[Web page and app entries]
# # # # # # #
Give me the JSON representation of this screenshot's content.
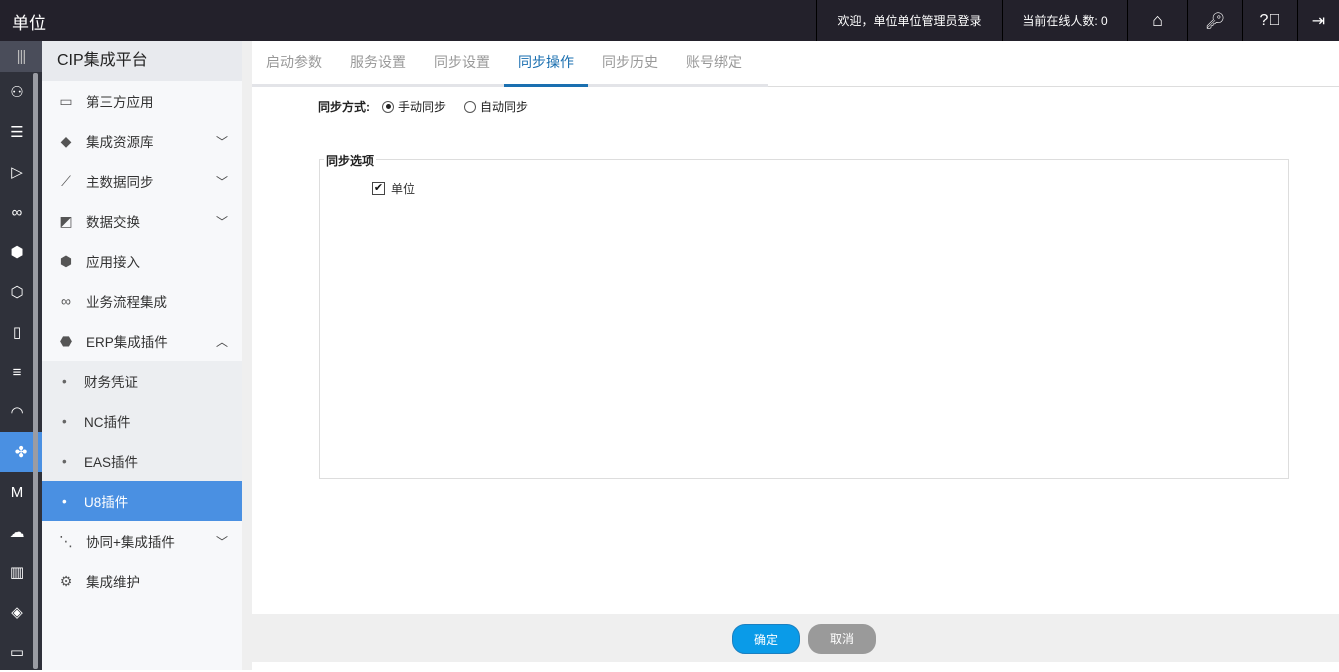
{
  "header": {
    "title": "单位",
    "welcome": "欢迎，单位单位管理员登录",
    "online": "当前在线人数: 0"
  },
  "sidebar": {
    "title": "CIP集成平台",
    "items": [
      {
        "label": "第三方应用",
        "icon": "monitor-icon"
      },
      {
        "label": "集成资源库",
        "icon": "tag-icon",
        "chevron": "down"
      },
      {
        "label": "主数据同步",
        "icon": "graph-icon",
        "chevron": "down"
      },
      {
        "label": "数据交换",
        "icon": "exchange-icon",
        "chevron": "down"
      },
      {
        "label": "应用接入",
        "icon": "cube-icon"
      },
      {
        "label": "业务流程集成",
        "icon": "flow-icon"
      },
      {
        "label": "ERP集成插件",
        "icon": "erp-icon",
        "chevron": "up"
      }
    ],
    "subitems": [
      "财务凭证",
      "NC插件",
      "EAS插件",
      "U8插件"
    ],
    "after": [
      {
        "label": "协同+集成插件",
        "icon": "share-icon",
        "chevron": "down"
      },
      {
        "label": "集成维护",
        "icon": "gear-icon"
      }
    ]
  },
  "tabs": [
    "启动参数",
    "服务设置",
    "同步设置",
    "同步操作",
    "同步历史",
    "账号绑定"
  ],
  "form": {
    "mode_label": "同步方式:",
    "manual": "手动同步",
    "auto": "自动同步",
    "options_legend": "同步选项",
    "option_unit": "单位"
  },
  "buttons": {
    "ok": "确定",
    "cancel": "取消"
  }
}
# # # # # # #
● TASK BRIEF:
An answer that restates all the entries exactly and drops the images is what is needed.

● OUTPUT OF THE TASK:
Give me the JSON representation of this screenshot's content.
{
  "header": {
    "title": "单位",
    "welcome": "欢迎，单位单位管理员登录",
    "online": "当前在线人数: 0"
  },
  "sidebar": {
    "title": "CIP集成平台",
    "items": [
      {
        "label": "第三方应用",
        "icon": "monitor-icon"
      },
      {
        "label": "集成资源库",
        "icon": "tag-icon",
        "chevron": "down"
      },
      {
        "label": "主数据同步",
        "icon": "graph-icon",
        "chevron": "down"
      },
      {
        "label": "数据交换",
        "icon": "exchange-icon",
        "chevron": "down"
      },
      {
        "label": "应用接入",
        "icon": "cube-icon"
      },
      {
        "label": "业务流程集成",
        "icon": "flow-icon"
      },
      {
        "label": "ERP集成插件",
        "icon": "erp-icon",
        "chevron": "up"
      }
    ],
    "subitems": [
      "财务凭证",
      "NC插件",
      "EAS插件",
      "U8插件"
    ],
    "after": [
      {
        "label": "协同+集成插件",
        "icon": "share-icon",
        "chevron": "down"
      },
      {
        "label": "集成维护",
        "icon": "gear-icon"
      }
    ]
  },
  "tabs": [
    "启动参数",
    "服务设置",
    "同步设置",
    "同步操作",
    "同步历史",
    "账号绑定"
  ],
  "form": {
    "mode_label": "同步方式:",
    "manual": "手动同步",
    "auto": "自动同步",
    "options_legend": "同步选项",
    "option_unit": "单位"
  },
  "buttons": {
    "ok": "确定",
    "cancel": "取消"
  }
}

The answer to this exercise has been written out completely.